In December 2003, the Sci-Fi Channel presented Ronald Moore’s re-imagining of Battlestar Galactica to fans with a three-hour miniseries. A weekly series followed, first airing in the United States in early 2005. The series received wide acclaim from science fiction fans and garnered positive reviews from mainstream publications including Time and Rolling Stone magazines.
As with most popular television series, a portion of Battlestar Galactica‘s fans expressed their love for the show by writing fanfiction. On the website fanfiction.net there are over 5,200 stories classified as Battlestar Galactica: 2003. Many of these stories are shipper tales, and the BSG series provided plenty of ammunition for relationship stories.
A significant number of fan writers, though, found the concept of surviving a genocide to be compelling and chose to answer the question “What if there were other groups of survivors?” One such tale was spun in the discussion forums hosted by the SciFi channel and followed another battlestar named Gemicon. The Gemicon tale was the product of a group of writers and followed a role-play format where a scene would be posted by one writer and others would then react.
As a result of creative differences, the majority of the Gemicon writers departed in early 2006. One of these writers, Hazend, started the site BattlestarCentral.com on May 3rd 2006 and many of the core Gemicon writers joined shortly after. On May 8th, with the words “Radiological Alarm!”, the first episode of Battlestar Libra began. Eleven days and 169 posts later, “From the Ashes” reached its conclusion. By the end of 2006, the Libra tale had completed its twentieth episode.
Battlestar Libra maintained the same post-by-post style of its predecessor, although the writers refined the method. They often held meetings via instant messaging software, and the planning that occurred in those meetings was reflected in Libra’s story arcs. There was also a significant amount of behind-the-camera discussion carried on in the private forums of Battlestar Central, primarily in what was dubbed the Libra Watercooler. Beginning in January of 2007, another private forum was begun where Libra writers could craft posts which required more intensive collaboration.
Libra underwent other changes as well. Episodes were growing in complexity, fueled by Libra’s own history and the writers’ depth of planning. The Real World was affecting the amount of time Libra’s core writers could devote to the project. Episodes were taking longer to write, with just nine more being completed during 2007 and only two each in 2008 and 2009.

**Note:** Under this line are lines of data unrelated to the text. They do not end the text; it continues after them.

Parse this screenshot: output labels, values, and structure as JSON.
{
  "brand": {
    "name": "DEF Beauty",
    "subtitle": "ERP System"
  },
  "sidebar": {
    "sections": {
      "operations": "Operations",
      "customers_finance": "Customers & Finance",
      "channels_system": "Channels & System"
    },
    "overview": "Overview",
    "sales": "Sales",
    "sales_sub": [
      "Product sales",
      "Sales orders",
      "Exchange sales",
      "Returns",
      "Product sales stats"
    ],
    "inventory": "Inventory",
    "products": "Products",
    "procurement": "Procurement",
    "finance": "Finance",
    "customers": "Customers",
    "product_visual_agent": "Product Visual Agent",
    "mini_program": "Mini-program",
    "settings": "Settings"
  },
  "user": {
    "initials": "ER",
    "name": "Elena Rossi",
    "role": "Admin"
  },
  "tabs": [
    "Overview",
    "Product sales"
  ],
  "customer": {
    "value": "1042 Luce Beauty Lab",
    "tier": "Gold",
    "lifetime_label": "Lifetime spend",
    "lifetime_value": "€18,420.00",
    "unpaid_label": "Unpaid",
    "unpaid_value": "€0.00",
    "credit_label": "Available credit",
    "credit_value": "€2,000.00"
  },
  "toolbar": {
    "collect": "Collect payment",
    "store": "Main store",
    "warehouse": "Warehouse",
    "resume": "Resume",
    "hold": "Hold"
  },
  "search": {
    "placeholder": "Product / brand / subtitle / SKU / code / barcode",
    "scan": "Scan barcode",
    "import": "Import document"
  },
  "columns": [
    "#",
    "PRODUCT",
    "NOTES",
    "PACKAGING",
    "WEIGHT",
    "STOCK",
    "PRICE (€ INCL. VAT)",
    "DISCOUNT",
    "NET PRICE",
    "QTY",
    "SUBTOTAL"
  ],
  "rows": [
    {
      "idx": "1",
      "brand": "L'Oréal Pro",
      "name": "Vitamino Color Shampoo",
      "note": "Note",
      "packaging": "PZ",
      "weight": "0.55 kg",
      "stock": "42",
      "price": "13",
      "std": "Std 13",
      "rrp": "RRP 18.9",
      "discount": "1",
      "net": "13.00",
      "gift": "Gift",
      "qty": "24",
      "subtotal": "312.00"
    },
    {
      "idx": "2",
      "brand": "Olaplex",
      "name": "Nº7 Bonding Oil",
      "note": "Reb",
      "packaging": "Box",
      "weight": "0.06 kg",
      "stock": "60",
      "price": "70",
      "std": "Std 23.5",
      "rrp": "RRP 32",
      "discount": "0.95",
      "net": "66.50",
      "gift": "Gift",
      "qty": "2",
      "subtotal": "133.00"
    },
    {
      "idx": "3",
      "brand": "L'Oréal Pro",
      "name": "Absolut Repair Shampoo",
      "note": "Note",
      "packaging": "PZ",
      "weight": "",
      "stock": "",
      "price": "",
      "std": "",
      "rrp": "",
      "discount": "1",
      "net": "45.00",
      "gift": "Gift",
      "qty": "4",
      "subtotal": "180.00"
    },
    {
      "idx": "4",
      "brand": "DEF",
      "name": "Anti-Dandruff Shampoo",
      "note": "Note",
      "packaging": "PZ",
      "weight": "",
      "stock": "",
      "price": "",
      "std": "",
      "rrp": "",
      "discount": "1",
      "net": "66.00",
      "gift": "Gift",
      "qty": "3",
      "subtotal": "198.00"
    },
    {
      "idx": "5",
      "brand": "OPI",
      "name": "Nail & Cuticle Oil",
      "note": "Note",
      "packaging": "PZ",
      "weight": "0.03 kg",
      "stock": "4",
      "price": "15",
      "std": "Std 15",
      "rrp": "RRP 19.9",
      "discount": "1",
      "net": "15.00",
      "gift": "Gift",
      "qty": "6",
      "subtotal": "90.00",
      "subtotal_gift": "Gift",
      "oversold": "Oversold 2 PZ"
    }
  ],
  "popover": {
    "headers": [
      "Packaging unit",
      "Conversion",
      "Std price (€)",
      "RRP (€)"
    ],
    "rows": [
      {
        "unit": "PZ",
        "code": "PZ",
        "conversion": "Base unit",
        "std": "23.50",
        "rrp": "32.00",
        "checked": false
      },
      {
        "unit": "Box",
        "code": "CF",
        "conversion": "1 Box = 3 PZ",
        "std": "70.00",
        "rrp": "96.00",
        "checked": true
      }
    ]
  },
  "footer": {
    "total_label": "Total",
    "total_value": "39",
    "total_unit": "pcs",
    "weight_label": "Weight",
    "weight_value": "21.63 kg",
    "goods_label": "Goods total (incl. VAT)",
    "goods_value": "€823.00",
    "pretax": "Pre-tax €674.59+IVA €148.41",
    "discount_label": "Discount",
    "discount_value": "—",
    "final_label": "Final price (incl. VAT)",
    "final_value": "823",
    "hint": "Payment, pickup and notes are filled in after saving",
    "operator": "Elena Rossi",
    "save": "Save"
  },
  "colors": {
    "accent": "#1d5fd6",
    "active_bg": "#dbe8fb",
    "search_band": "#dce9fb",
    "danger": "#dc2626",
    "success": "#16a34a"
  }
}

The year 2009 also marked the end of the Battlestar Galactica series on the SciFi channel. Battlestar Libra now faced the challenge of continuing on while the show upon which it was based was over. One thing that worked to their advantage was their timeline – by the in-story calendar Libra had only progressed to a point concurrent with Battlestar Galactica‘s second season. They also hoped that with BSG now completed, some fans might turn to Libra to get their BSG fix.
The years since have presented quite a few challenges to the Libra team. Real Life has usurped more and more time from the writers, especially Hazend whose law enforcement career is extremely demanding. Marriage, divorce, job changes and death have touched their lives. Writers who were long-time members of the team have departed. The time required to complete an episode has stretched to a point that would have been unimaginable in 2006.
Yet here we are. It is 2016 and the Libra is still fighting. Episode 37 is underway, and while each of us involved in the project is aware of the challenges we face, we are all still committed to continuing the story. If you were ever a Battlestar fan, or if you just enjoy science fiction in general, come visit BattlestarCentral. Our early episodes may be a bit rough around the edges, but I sincerely believe you’ll enjoy our tale.